(WHAT IS EXPECTED): Locate the word "rating" in the material, then show every line that holds it.

(INPUT FOR THIS TASK):
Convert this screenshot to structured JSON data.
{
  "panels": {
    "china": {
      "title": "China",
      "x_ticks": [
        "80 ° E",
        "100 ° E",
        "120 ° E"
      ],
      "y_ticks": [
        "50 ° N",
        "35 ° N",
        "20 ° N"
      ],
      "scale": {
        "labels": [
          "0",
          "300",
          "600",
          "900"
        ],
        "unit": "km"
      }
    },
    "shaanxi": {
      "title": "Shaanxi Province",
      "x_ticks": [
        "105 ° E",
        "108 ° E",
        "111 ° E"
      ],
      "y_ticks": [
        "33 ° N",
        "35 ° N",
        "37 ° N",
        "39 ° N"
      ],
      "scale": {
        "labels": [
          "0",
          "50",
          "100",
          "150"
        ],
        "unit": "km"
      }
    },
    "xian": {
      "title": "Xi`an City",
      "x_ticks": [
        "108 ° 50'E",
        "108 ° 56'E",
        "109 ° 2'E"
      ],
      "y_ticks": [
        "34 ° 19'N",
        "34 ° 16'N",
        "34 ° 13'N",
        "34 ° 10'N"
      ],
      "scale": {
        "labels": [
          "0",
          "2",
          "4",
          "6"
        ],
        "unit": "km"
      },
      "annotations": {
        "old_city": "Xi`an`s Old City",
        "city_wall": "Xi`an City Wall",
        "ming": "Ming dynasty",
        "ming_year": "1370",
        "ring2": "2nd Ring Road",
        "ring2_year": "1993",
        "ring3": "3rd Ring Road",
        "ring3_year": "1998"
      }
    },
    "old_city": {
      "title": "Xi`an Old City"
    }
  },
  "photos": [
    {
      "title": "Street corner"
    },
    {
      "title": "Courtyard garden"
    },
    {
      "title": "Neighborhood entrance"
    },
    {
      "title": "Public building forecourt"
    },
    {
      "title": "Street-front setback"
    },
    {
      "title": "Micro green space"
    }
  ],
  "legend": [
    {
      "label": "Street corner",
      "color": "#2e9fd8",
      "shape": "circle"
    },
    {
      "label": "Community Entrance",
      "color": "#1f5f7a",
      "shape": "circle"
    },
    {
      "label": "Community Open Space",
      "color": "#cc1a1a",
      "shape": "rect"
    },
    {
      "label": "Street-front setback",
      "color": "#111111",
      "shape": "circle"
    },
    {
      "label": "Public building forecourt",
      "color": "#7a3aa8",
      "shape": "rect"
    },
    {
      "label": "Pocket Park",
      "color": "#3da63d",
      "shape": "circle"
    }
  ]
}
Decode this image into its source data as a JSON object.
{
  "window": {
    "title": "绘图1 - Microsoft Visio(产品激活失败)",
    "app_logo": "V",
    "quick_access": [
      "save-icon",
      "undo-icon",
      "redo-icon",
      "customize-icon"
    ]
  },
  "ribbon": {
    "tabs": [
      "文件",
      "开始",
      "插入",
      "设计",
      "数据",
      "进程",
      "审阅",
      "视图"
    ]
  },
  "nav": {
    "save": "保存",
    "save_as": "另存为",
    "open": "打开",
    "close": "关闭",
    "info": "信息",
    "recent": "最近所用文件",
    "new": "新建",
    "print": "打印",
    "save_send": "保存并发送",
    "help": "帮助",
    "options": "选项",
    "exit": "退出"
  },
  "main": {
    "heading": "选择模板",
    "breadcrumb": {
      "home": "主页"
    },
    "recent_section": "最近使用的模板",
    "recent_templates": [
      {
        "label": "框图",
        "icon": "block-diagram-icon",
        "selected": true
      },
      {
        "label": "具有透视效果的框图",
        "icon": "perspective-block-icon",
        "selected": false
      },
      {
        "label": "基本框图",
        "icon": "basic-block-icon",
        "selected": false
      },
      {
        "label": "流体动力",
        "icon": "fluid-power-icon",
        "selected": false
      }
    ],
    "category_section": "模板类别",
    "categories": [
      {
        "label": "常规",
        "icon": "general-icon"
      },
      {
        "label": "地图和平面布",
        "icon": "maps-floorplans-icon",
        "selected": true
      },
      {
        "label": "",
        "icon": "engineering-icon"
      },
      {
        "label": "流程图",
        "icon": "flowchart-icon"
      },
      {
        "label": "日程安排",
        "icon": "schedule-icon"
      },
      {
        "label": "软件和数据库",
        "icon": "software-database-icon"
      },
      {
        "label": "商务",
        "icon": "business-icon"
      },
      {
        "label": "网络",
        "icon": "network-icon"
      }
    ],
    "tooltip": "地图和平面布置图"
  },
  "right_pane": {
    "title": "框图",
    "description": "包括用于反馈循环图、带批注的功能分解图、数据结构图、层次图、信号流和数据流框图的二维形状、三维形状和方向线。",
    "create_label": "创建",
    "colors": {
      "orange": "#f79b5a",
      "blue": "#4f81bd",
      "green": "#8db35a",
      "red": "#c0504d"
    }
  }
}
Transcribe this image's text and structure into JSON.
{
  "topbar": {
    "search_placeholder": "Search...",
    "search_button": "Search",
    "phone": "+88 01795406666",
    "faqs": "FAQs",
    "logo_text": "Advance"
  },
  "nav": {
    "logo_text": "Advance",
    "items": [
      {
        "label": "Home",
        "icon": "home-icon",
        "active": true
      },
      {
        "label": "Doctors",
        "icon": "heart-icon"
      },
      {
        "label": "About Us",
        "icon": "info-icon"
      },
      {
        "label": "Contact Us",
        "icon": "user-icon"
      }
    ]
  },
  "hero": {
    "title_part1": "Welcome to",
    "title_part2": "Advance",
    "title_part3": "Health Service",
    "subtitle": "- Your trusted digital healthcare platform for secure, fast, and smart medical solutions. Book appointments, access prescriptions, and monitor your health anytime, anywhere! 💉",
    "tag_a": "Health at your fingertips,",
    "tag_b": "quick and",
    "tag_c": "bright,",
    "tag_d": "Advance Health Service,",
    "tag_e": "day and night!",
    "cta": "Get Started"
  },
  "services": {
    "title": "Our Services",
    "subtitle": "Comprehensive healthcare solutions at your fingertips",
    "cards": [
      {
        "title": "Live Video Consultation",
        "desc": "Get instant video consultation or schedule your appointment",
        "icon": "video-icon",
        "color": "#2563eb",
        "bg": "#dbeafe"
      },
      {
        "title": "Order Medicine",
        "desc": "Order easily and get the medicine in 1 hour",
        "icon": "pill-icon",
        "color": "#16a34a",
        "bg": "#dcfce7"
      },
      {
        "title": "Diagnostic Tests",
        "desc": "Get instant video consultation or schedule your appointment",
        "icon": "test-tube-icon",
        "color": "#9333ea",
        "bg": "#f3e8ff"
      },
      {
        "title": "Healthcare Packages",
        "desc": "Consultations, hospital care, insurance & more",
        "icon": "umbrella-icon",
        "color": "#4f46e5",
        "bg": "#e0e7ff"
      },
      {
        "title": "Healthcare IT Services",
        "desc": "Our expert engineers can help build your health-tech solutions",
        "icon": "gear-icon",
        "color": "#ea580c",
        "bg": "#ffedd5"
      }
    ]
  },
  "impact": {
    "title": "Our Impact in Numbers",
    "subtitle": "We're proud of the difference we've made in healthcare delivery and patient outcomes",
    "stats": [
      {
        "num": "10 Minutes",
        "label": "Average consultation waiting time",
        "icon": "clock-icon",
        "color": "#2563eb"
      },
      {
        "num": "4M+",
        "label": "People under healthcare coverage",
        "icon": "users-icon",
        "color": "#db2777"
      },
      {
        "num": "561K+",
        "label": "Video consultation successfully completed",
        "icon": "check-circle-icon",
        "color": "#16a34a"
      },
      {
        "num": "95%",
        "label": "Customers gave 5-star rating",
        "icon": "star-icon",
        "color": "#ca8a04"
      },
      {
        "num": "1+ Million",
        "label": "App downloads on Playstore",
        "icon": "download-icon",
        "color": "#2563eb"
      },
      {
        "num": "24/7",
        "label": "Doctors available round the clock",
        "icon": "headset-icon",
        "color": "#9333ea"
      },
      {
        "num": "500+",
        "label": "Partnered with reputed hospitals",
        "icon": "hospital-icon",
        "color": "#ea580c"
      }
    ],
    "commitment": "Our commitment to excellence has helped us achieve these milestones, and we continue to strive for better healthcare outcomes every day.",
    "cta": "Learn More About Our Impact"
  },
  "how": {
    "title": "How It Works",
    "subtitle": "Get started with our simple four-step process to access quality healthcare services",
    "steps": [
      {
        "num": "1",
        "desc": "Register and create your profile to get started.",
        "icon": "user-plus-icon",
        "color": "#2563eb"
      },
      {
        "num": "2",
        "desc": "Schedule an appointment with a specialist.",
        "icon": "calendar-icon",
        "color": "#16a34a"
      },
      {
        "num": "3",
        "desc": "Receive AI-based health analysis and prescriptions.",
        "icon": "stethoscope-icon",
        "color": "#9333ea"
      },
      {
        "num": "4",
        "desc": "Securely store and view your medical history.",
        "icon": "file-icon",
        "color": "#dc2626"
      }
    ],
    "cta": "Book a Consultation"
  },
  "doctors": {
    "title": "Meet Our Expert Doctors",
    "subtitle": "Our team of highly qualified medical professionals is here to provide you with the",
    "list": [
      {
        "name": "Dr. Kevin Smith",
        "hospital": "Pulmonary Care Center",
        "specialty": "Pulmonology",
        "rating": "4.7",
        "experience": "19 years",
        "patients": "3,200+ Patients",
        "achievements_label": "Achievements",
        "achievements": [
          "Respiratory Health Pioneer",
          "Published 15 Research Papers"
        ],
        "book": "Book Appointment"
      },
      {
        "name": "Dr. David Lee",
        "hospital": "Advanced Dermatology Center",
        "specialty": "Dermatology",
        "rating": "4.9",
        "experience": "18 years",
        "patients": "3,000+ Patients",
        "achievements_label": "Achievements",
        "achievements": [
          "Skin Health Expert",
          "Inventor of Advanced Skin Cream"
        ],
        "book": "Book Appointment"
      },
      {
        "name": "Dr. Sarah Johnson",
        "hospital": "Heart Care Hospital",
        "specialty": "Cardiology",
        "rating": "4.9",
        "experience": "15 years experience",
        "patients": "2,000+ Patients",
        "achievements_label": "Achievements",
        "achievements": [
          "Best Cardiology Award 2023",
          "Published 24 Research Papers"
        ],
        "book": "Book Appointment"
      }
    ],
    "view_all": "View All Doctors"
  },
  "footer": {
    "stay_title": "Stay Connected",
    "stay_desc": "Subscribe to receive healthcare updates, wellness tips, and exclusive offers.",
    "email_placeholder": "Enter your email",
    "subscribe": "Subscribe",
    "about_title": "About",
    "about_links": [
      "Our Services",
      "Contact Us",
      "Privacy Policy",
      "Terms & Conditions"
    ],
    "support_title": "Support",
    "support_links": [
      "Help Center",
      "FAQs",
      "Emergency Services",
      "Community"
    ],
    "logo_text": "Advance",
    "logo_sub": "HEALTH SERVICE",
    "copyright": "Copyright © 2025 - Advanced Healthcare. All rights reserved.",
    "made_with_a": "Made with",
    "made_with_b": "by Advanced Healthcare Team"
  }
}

(REPLY TO THE EXERCISE):
        "label": "Customers gave 5-star rating",
        "rating": "4.7",
        "rating": "4.9",
        "rating": "4.9",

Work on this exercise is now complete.